Just to be on the “safe side”, I held off a little bit longer than originally planned, before finally planting my first 6 hay bale tomatoes (3 Grape, 2 Tumbling Tom, 1 Tiny Tim) on June 9th. Incidentally, this was the same day I completed the excavation of the long bed.
Rather than bore you with every little detail about the rest of my bale planting – here is a quick summary:
June 12 – Another 10 tomatoes (1 Tiny Tim, 7 Grape, 1 Lemon Boy, 1 Cherokee Purple)
June 17 – Ground Cherry (railway tie bed – under bush in unused bale)
June 18 – 14 more tomatoes – including all the plants in the new bale rows (2 Sun Sugar, 1 Sugary, 2 Tumbling Tom, 6 Grape, 1 Cherry Falls, 1 Cherry Red, 1 Chadwick’s Cherry)
June 21 – 3 Cantaloupes + 1 Sujo Long cucumber
June 22 – 2 Armenian cucumbers + 2 Sujo Long + another Ground Cherry
July 8 – 4 Blondkopfchen tomatoes (had grown from seed so pretty small)
As of this writing, there are only two bales currently without any plants in them. I actually removed two bales from the long bed a little while back so I could use them for mulching, and these were replaced with newer bales once I received my second load.
Planting methods have varied somewhat, but my main strategy has been to work quite a lot of vermicompost/soil into the bales, especially in the zone below each planting hole. I figure that even if the bale itself isn’t quite “ready” for roots, the added soil material would at least provide the plant roots with more space to spread out in.
On June 18th, many of the bales received an additional treatment with compost/soil + blood meal + rock dust (this was the day I was planting in the new untreated bale rows – so I felt this was extra important for those bales).
Overall, growth in the bales has been quite variable. I think it’s safe to say that, on average, the plants have done considerably better in the worm bed bales (those around the railway tie bed and the long bed) than in the newer bale rows. Of course, this isn’t too surprising, since the worm bed bales have had a much longer priming period.
Early on, I was actually ready to yank out what I assumed were basically dead tomato plants in some of the row bales.Thankfully, I decided to just leave them be – and some of them have made a pretty amazing recovery.
Here’s probably the most dramatic comeback. The “before” image is terrible, but basically all that was left was a dead looking stem. Gradually new leaves started to grow back, and as you can see on the right, the plant is looking much better now.
What’s interesting is that mushrooms have been growing out from most of the bales any time I’ve watered or it has rained.
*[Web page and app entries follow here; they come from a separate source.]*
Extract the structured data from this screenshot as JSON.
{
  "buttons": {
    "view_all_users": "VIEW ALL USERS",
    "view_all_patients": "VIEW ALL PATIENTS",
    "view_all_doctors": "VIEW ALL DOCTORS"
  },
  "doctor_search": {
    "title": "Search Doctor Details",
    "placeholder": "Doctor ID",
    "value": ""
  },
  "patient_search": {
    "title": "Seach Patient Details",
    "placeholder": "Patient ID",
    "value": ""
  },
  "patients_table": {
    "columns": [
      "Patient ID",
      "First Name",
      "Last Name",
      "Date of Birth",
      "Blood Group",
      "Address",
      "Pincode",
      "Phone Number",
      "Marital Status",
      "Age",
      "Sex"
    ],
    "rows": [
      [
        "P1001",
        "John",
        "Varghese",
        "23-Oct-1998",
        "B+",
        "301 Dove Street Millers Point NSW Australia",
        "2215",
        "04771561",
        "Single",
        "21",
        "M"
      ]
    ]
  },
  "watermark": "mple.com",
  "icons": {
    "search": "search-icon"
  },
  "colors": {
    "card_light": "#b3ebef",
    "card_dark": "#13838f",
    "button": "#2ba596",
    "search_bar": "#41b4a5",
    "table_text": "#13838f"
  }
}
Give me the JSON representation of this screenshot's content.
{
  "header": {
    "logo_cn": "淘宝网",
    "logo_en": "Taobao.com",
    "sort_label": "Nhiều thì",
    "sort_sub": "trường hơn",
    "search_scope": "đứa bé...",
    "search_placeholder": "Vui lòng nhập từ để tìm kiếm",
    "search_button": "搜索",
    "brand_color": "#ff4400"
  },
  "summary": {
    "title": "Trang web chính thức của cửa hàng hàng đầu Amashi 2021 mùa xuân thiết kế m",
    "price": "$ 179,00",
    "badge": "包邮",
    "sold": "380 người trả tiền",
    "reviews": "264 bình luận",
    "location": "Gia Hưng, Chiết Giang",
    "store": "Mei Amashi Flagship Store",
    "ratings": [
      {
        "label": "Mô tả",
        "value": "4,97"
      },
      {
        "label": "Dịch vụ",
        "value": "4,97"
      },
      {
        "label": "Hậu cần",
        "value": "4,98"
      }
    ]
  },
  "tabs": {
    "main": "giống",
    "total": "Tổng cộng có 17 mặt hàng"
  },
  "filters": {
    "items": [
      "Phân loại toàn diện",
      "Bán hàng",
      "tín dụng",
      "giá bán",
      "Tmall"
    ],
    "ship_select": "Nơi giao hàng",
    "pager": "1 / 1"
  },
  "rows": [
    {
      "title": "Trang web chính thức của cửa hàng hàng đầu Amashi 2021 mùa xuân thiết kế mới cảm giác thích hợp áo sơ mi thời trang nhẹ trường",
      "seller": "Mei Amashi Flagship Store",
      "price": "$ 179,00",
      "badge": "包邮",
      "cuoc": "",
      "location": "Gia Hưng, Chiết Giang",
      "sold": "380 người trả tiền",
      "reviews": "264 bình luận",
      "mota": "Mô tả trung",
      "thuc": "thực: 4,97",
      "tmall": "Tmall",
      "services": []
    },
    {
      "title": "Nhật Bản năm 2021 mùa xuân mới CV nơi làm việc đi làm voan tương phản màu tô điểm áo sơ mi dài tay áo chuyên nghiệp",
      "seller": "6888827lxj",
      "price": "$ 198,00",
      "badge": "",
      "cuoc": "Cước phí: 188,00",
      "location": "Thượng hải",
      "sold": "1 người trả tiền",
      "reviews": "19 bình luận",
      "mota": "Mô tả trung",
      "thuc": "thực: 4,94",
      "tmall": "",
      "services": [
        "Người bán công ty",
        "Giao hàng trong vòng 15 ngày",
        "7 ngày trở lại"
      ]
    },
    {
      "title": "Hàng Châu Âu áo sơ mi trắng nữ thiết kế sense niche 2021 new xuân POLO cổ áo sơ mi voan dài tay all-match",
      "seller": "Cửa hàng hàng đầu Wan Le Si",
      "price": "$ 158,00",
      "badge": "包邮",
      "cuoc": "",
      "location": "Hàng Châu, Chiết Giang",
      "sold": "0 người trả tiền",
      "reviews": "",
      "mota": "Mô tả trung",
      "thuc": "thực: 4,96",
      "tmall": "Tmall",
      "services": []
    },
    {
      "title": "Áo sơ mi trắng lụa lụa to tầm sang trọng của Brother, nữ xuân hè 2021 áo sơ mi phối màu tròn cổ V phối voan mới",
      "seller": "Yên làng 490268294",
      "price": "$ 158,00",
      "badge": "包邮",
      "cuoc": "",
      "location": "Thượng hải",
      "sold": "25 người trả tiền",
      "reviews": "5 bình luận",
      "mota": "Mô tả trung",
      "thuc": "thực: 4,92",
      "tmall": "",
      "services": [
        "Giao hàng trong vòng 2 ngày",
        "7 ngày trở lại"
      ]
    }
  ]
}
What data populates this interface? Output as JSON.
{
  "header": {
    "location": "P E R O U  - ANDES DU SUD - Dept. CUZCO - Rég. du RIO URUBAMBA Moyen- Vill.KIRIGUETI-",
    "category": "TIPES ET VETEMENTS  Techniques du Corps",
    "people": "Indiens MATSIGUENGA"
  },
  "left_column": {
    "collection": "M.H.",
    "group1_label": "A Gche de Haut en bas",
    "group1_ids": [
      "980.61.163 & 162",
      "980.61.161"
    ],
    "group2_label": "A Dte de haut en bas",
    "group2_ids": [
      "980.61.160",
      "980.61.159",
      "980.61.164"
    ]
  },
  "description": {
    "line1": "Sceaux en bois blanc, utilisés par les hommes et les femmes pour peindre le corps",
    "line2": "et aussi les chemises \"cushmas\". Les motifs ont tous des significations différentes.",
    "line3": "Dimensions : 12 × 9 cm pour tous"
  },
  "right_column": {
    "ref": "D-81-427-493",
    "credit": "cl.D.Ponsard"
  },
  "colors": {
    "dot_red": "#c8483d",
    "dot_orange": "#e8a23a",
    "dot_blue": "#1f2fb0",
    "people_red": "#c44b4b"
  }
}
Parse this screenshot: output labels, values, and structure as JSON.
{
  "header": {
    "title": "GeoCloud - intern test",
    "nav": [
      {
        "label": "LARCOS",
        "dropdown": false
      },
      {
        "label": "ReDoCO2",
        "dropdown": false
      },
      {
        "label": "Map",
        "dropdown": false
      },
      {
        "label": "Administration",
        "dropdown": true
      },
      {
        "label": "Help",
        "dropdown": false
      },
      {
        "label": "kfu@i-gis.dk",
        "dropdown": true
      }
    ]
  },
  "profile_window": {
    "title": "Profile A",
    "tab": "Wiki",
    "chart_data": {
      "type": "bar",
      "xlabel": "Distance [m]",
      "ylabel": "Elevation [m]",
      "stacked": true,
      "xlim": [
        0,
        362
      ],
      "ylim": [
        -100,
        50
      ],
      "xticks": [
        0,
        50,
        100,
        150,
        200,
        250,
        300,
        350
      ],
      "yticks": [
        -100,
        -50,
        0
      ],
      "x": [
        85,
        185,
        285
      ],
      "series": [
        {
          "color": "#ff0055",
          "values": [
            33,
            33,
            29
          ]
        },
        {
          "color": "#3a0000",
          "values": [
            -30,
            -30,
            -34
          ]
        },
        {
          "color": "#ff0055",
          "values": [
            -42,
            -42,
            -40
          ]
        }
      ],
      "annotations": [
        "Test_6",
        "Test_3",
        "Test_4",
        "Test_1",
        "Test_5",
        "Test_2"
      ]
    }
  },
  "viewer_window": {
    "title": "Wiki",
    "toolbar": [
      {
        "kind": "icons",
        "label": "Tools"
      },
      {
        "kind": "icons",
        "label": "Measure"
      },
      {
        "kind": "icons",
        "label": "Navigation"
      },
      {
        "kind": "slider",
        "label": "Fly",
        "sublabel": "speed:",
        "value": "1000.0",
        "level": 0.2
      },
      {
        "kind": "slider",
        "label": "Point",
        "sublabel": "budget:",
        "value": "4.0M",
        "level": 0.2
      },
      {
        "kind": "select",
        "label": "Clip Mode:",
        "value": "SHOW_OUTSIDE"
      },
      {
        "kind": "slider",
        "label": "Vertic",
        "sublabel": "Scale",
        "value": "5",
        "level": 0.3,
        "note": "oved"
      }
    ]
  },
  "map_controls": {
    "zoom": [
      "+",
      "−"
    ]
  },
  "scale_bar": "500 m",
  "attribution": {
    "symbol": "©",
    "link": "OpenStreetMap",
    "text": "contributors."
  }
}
This is a pretty good indication of the fact that there is still a lot of decomposition going on inside the bales.
Any of the semi-treated bales I’ve pulled apart (to use as mulch etc) have been loaded with fungal growth. They’ve also been surprisingly dry inside. This certainly helps to explain the lack of stellar plant growth in the bales thus far.
I actually conducted a little experiment to see what the worms thought of this material once well moistened (and kept moist) – but I’ll tell you about that in another blog post.
All things considered, I’m still pretty happy with the way things are working out so far.
Not TOO bad considering it’s my first year trying out this method!
My (optimistic) hunch is that it’s only going to improve from here – as these bales continue to break down and soak up more moisture. This is especially true for the bales surrounding the worm beds. Once those beds are actually “full”, the plant roots will have much more room to spread out – and there will likely be more nutrients available as well.
In other vermigardening news…
With the surplus of hay I’ve had on hand, I decided to also test out the “deep mulch gardening” method (with a vermi-twist) – yet another approach I was introduced to thanks to the Homegrown Food Summit. This method is a lot closer to my own comfort zone, and I’ve been pleased with the results thus far!
But of course, you’ll have to stay tuned for another blog post all about that!